ERC assisted our international partners Edmund Rice International and Franciscans International in the preparation of this NGO Alternative Report as part of the United Nations' Human Rights Committee's review of Australia. The Human Rights Committee is the body of independent experts that monitors implementation of the International Covenant on Civil and Political Rights by its State parties.Read more
This report is the continuation of ERC’s determination to investigate Australia’s most recent deportations to Afghanistan by providing an overview of Afghanistan’s current security, political, and socio-economic situation, the drivers and trends of migration, and the returnees’ experience, compiled from both primary and secondary sources. The sources selected for preparing this report include scholarly analysis, expert commentary, government and international organisations’ documents, officials’ statements, and newspaper reports as well as conducting interviews with experts and practitioners working at national and international development agencies in Afghanistan. In addition to relying on a wide range of primary and secondary sources, a number of deported Afghans from Australia, Europe and other countries have been interviewed in the context of returnees’ experience in order to broaden the focus of the report.
Download The Responsibility to ProtectRead more
This submission addresses the following components of the proposed citizenship changes:
- The introduction of a formal language test;
- Increasing the general residence requirement;
- Changes to the Australian Values Statement; and
- Changes to the test for Australian citizenship.
The Edmund Rice Centre for Justice and Community Education (ERC) is of the view that the proposed changes are unnecessary and we have serious concerns about the Federal Government’s motivations for the changes.
Australia's Humanitarian Programme 2017-18 - Submission to Department of Immigration and Border Protection
This submission provides recommendations to the following questions:
In the global context, there are large numbers of people in need of resettlement and limited places available in Australia.
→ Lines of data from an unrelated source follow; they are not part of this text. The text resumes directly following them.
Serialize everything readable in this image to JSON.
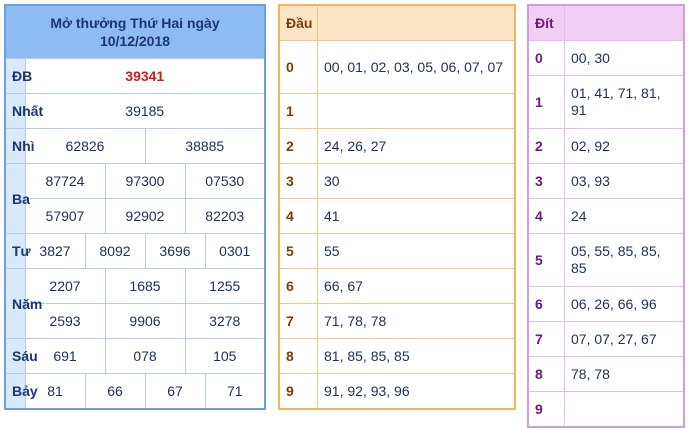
{
  "results": {
    "title": "Mở thưởng Thứ Hai ngày",
    "date": "10/12/2018",
    "rows": {
      "db": {
        "label": "ĐB",
        "values": [
          "39341"
        ]
      },
      "nhat": {
        "label": "Nhất",
        "values": [
          "39185"
        ]
      },
      "nhi": {
        "label": "Nhì",
        "values": [
          "62826",
          "38885"
        ]
      },
      "ba": {
        "label": "Ba",
        "values": [
          "87724",
          "97300",
          "07530",
          "57907",
          "92902",
          "82203"
        ]
      },
      "tu": {
        "label": "Tư",
        "values": [
          "3827",
          "8092",
          "3696",
          "0301"
        ]
      },
      "nam": {
        "label": "Năm",
        "values": [
          "2207",
          "1685",
          "1255",
          "2593",
          "9906",
          "3278"
        ]
      },
      "sau": {
        "label": "Sáu",
        "values": [
          "691",
          "078",
          "105"
        ]
      },
      "bay": {
        "label": "Bảy",
        "values": [
          "81",
          "66",
          "67",
          "71"
        ]
      }
    }
  },
  "dau": {
    "header": "Đầu",
    "rows": [
      {
        "key": "0",
        "value": "00, 01, 02, 03, 05, 06, 07, 07"
      },
      {
        "key": "1",
        "value": ""
      },
      {
        "key": "2",
        "value": "24, 26, 27"
      },
      {
        "key": "3",
        "value": "30"
      },
      {
        "key": "4",
        "value": "41"
      },
      {
        "key": "5",
        "value": "55"
      },
      {
        "key": "6",
        "value": "66, 67"
      },
      {
        "key": "7",
        "value": "71, 78, 78"
      },
      {
        "key": "8",
        "value": "81, 85, 85, 85"
      },
      {
        "key": "9",
        "value": "91, 92, 93, 96"
      }
    ]
  },
  "dit": {
    "header": "Đít",
    "rows": [
      {
        "key": "0",
        "value": "00, 30"
      },
      {
        "key": "1",
        "value": "01, 41, 71, 81, 91"
      },
      {
        "key": "2",
        "value": "02, 92"
      },
      {
        "key": "3",
        "value": "03, 93"
      },
      {
        "key": "4",
        "value": "24"
      },
      {
        "key": "5",
        "value": "05, 55, 85, 85, 85"
      },
      {
        "key": "6",
        "value": "06, 26, 66, 96"
      },
      {
        "key": "7",
        "value": "07, 07, 27, 67"
      },
      {
        "key": "8",
        "value": "78, 78"
      },
      {
        "key": "9",
        "value": ""
      }
    ]
  }
}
What should Australia’s priorities be for accepting refugees and humanitarian entrants, including those in protracted situations?
What can the Australian Government do to encourage involvement from the private, educational and community sectors to assist humanitarian entrants to secure stable employment and achieve self-sufficiency?
The Edmund Rice Centre has made a submission to the Senate Select Committee on Strengthening Multiculturalism. Our submission has a particular focus on:
- The impact of political leadership and media representation on the prevalence of vilification and other forms of exclusion and bigotry on the basis of 'race', colour, national or ethnic origin, culture or religious belief; and
- How to improve the expected standards of public discourse about matters of 'race', colour, national or ethnic origin, culture or religious belief.
The Howard Government’s Neoliberal Project: The Continuation of the Colonial Modernisation Agenda - Nina Evason
This paper from University of Queensland student, Nina Evason, discusses Australian Indigenous Public Policy under the Howard Government from 1996-2007.
This is an excellent resource for anyone interested in understanding why Australian Indigenous public policy has repeatedly failed to appropriately address Aboriginal disadvantage.
Australia is well positioned to accept and accommodate refugees from the processing centres in Nauru and on Manus Island, Papua New Guinea (PNG). However, accomodating such a large number of people in either Nauru or PNG presents insurmountable challenges.Read more
Senate Legal and Constitutional Affairs Committee - Conditions and Treatment of of asylum seekers and refugees in regional processing centres
The Edmund Rice Centre's submisson calls for the closure of regional processing centres and an end to offshore processing and Operation Sovereign Borders. All asylum seekers and refugees be relocated to Australia to finalise their processing and the response of Australia to people who seek asylum in our country should be amended to reflect our international legal obligations.
We have also presented the Committee with an alternative plan to improve Australia’s current policy settings. Ultimately, Australia’s offshore processing regime is unsustainable. It is inevitable that sometime in the future a Government will launch a Royal Commission into
The Edmund Rice Centre has joined with a broad national coalitions of organisations calling for action from Prime Minister Tony Abbott to end the deliberate misrepresentation of asylum seekers that is being perpetrated by Government Ministers and MP's.
The coalition of 138 not-for-profit organisations has called for Prime Minister Abbott to stop the Government’s characterisation of asylum seekers arriving by boat as “illegal maritime arrivals”.
The following submission details the importance of the Sydney Basin in relation to the economy and the environment, and included examples internationally and domestically of urban agriculture and peri-agriculture.